### Supplied data:

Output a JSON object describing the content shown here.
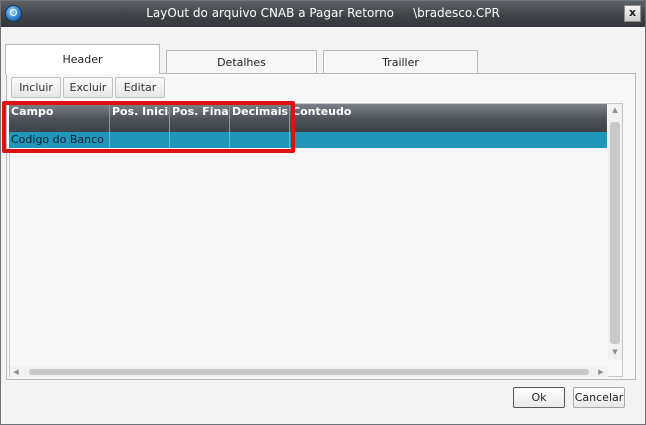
{
  "window": {
    "title": "LayOut do arquivo CNAB a Pagar Retorno     \\bradesco.CPR",
    "close_label": "x"
  },
  "tabs": [
    {
      "label": "Header",
      "active": true
    },
    {
      "label": "Detalhes",
      "active": false
    },
    {
      "label": "Trailler",
      "active": false
    }
  ],
  "toolbar": {
    "incluir_label": "Incluir",
    "excluir_label": "Excluir",
    "editar_label": "Editar"
  },
  "grid": {
    "columns": [
      "Campo",
      "Pos. Inicial",
      "Pos. Final",
      "Decimais",
      "Conteudo"
    ],
    "rows": [
      {
        "campo": "Codigo do Banco",
        "pos_inicial": "",
        "pos_final": "",
        "decimais": "",
        "conteudo": ""
      }
    ],
    "selected_row_color": "#2196b8",
    "header_color": "#4b5156"
  },
  "highlight": {
    "color": "#e01010"
  },
  "footer": {
    "ok_label": "Ok",
    "cancel_label": "Cancelar"
  }
}
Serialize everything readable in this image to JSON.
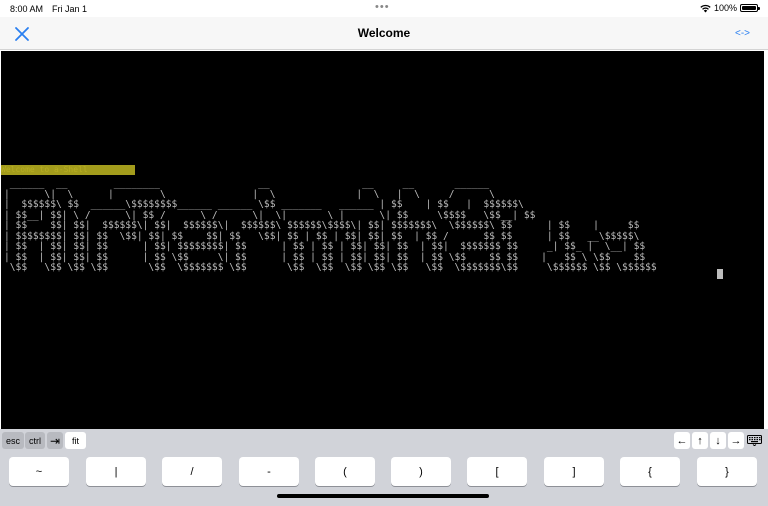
{
  "status_bar": {
    "time": "8:00 AM",
    "date": "Fri Jan 1",
    "battery": "100%"
  },
  "nav": {
    "title": "Welcome",
    "right_action": "<->"
  },
  "terminal": {
    "highlight_text": "Welcome to a-Shell",
    "ascii_art": [
      " ______  __        ________                 __                __     __       ______  ",
      "|      \\|  \\      |        \\               |  \\              |  \\   |  \\     /      \\ ",
      "|  $$$$$$\\ $$  ______\\$$$$$$$$______ ______ \\$$ _______   ______ | $$    | $$   |  $$$$$$\\",
      "| $$__| $$| \\ /      \\| $$ /      \\ /      \\|  \\|       \\ |      \\| $$     \\$$$$   \\$$__| $$",
      "| $$    $$| $$|  $$$$$$\\| $$|  $$$$$$\\|  $$$$$$\\ $$$$$$\\$$$$\\| $$| $$$$$$$\\  \\$$$$$$\\ $$      | $$    |     $$",
      "| $$$$$$$$| $$| $$  \\$$| $$| $$    $$| $$   \\$$| $$ | $$ | $$| $$| $$  | $$ /      $$ $$      | $$   __\\$$$$$\\",
      "| $$  | $$| $$| $$      | $$| $$$$$$$$| $$      | $$ | $$ | $$| $$| $$  | $$|  $$$$$$$ $$     _| $$_ |  \\__| $$",
      "| $$  | $$| $$| $$      | $$ \\$$     \\| $$      | $$ | $$ | $$| $$| $$  | $$ \\$$    $$ $$    |   $$ \\ \\$$    $$",
      " \\$$   \\$$ \\$$ \\$$       \\$$  \\$$$$$$$ \\$$       \\$$  \\$$  \\$$ \\$$ \\$$   \\$$  \\$$$$$$$\\$$     \\$$$$$$ \\$$ \\$$$$$$"
    ]
  },
  "accessory": {
    "esc": "esc",
    "ctrl": "ctrl",
    "tab": "⇥",
    "fit": "fit",
    "arrows": [
      "←",
      "↑",
      "↓",
      "→"
    ]
  },
  "keys": [
    "~",
    "|",
    "/",
    "-",
    "(",
    ")",
    "[",
    "]",
    "{",
    "}"
  ]
}
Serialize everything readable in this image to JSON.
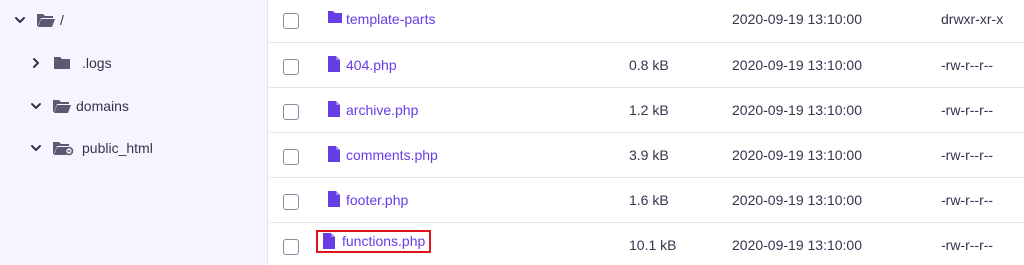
{
  "colors": {
    "accent": "#673de6",
    "highlight_border": "#e0141e",
    "sidebar_bg": "#f4f5ff",
    "text": "#36344d"
  },
  "tree": [
    {
      "label": "/",
      "icon": "folder-open-icon",
      "chevron": "chevron-down-icon"
    },
    {
      "label": ".logs",
      "icon": "folder-icon",
      "chevron": "chevron-right-icon"
    },
    {
      "label": "domains",
      "icon": "folder-open-icon",
      "chevron": "chevron-down-icon"
    },
    {
      "label": "public_html",
      "icon": "folder-link-icon",
      "chevron": "chevron-down-icon"
    }
  ],
  "files": [
    {
      "name": "template-parts",
      "type": "folder",
      "size": "",
      "date": "2020-09-19 13:10:00",
      "perms": "drwxr-xr-x"
    },
    {
      "name": "404.php",
      "type": "file",
      "size": "0.8 kB",
      "date": "2020-09-19 13:10:00",
      "perms": "-rw-r--r--"
    },
    {
      "name": "archive.php",
      "type": "file",
      "size": "1.2 kB",
      "date": "2020-09-19 13:10:00",
      "perms": "-rw-r--r--"
    },
    {
      "name": "comments.php",
      "type": "file",
      "size": "3.9 kB",
      "date": "2020-09-19 13:10:00",
      "perms": "-rw-r--r--"
    },
    {
      "name": "footer.php",
      "type": "file",
      "size": "1.6 kB",
      "date": "2020-09-19 13:10:00",
      "perms": "-rw-r--r--"
    },
    {
      "name": "functions.php",
      "type": "file",
      "size": "10.1 kB",
      "date": "2020-09-19 13:10:00",
      "perms": "-rw-r--r--",
      "highlighted": true
    }
  ]
}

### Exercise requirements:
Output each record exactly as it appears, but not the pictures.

### Your solution:
Output a JSON object describing the content shown here.
{
  "window": {
    "title": "LayOut do arquivo CNAB a Pagar Retorno     \\bradesco.CPR",
    "close_label": "x"
  },
  "tabs": [
    {
      "label": "Header",
      "active": true
    },
    {
      "label": "Detalhes",
      "active": false
    },
    {
      "label": "Trailler",
      "active": false
    }
  ],
  "toolbar": {
    "incluir_label": "Incluir",
    "excluir_label": "Excluir",
    "editar_label": "Editar"
  },
  "grid": {
    "columns": [
      "Campo",
      "Pos. Inicial",
      "Pos. Final",
      "Decimais",
      "Conteudo"
    ],
    "rows": [
      {
        "campo": "Codigo do Banco",
        "pos_inicial": "",
        "pos_final": "",
        "decimais": "",
        "conteudo": ""
      }
    ],
    "selected_row_color": "#2196b8",
    "header_color": "#4b5156"
  },
  "highlight": {
    "color": "#e01010"
  },
  "footer": {
    "ok_label": "Ok",
    "cancel_label": "Cancelar"
  }
}
Serialize everything readable in this image to JSON.
{
  "status_bar": {
    "time": "8:00 AM",
    "date": "Fri Jan 1",
    "battery": "100%"
  },
  "nav": {
    "title": "Welcome",
    "right_action": "<->"
  },
  "terminal": {
    "highlight_text": "Welcome to a-Shell",
    "ascii_art": [
      " ______  __        ________                 __                __     __       ______  ",
      "|      \\|  \\      |        \\               |  \\              |  \\   |  \\     /      \\ ",
      "|  $$$$$$\\ $$  ______\\$$$$$$$$______ ______ \\$$ _______   ______ | $$    | $$   |  $$$$$$\\",
      "| $$__| $$| \\ /      \\| $$ /      \\ /      \\|  \\|       \\ |      \\| $$     \\$$$$   \\$$__| $$",
      "| $$    $$| $$|  $$$$$$\\| $$|  $$$$$$\\|  $$$$$$\\ $$$$$$\\$$$$\\| $$| $$$$$$$\\  \\$$$$$$\\ $$      | $$    |     $$",
      "| $$$$$$$$| $$| $$  \\$$| $$| $$    $$| $$   \\$$| $$ | $$ | $$| $$| $$  | $$ /      $$ $$      | $$   __\\$$$$$\\",
      "| $$  | $$| $$| $$      | $$| $$$$$$$$| $$      | $$ | $$ | $$| $$| $$  | $$|  $$$$$$$ $$     _| $$_ |  \\__| $$",
      "| $$  | $$| $$| $$      | $$ \\$$     \\| $$      | $$ | $$ | $$| $$| $$  | $$ \\$$    $$ $$    |   $$ \\ \\$$    $$",
      " \\$$   \\$$ \\$$ \\$$       \\$$  \\$$$$$$$ \\$$       \\$$  \\$$  \\$$ \\$$ \\$$   \\$$  \\$$$$$$$\\$$     \\$$$$$$ \\$$ \\$$$$$$"
    ]
  },
  "accessory": {
    "esc": "esc",
    "ctrl": "ctrl",
    "tab": "⇥",
    "fit": "fit",
    "arrows": [
      "←",
      "↑",
      "↓",
      "→"
    ]
  },
  "keys": [
    "~",
    "|",
    "/",
    "-",
    "(",
    ")",
    "[",
    "]",
    "{",
    "}"
  ]
}
Serialize everything readable in this image to JSON.
{
  "colors": {
    "accent": "#673de6",
    "highlight_border": "#e0141e",
    "sidebar_bg": "#f4f5ff",
    "text": "#36344d"
  },
  "tree": [
    {
      "label": "/",
      "icon": "folder-open-icon",
      "chevron": "chevron-down-icon"
    },
    {
      "label": ".logs",
      "icon": "folder-icon",
      "chevron": "chevron-right-icon"
    },
    {
      "label": "domains",
      "icon": "folder-open-icon",
      "chevron": "chevron-down-icon"
    },
    {
      "label": "public_html",
      "icon": "folder-link-icon",
      "chevron": "chevron-down-icon"
    }
  ],
  "files": [
    {
      "name": "template-parts",
      "type": "folder",
      "size": "",
      "date": "2020-09-19 13:10:00",
      "perms": "drwxr-xr-x"
    },
    {
      "name": "404.php",
      "type": "file",
      "size": "0.8 kB",
      "date": "2020-09-19 13:10:00",
      "perms": "-rw-r--r--"
    },
    {
      "name": "archive.php",
      "type": "file",
      "size": "1.2 kB",
      "date": "2020-09-19 13:10:00",
      "perms": "-rw-r--r--"
    },
    {
      "name": "comments.php",
      "type": "file",
      "size": "3.9 kB",
      "date": "2020-09-19 13:10:00",
      "perms": "-rw-r--r--"
    },
    {
      "name": "footer.php",
      "type": "file",
      "size": "1.6 kB",
      "date": "2020-09-19 13:10:00",
      "perms": "-rw-r--r--"
    },
    {
      "name": "functions.php",
      "type": "file",
      "size": "10.1 kB",
      "date": "2020-09-19 13:10:00",
      "perms": "-rw-r--r--",
      "highlighted": true
    }
  ]
}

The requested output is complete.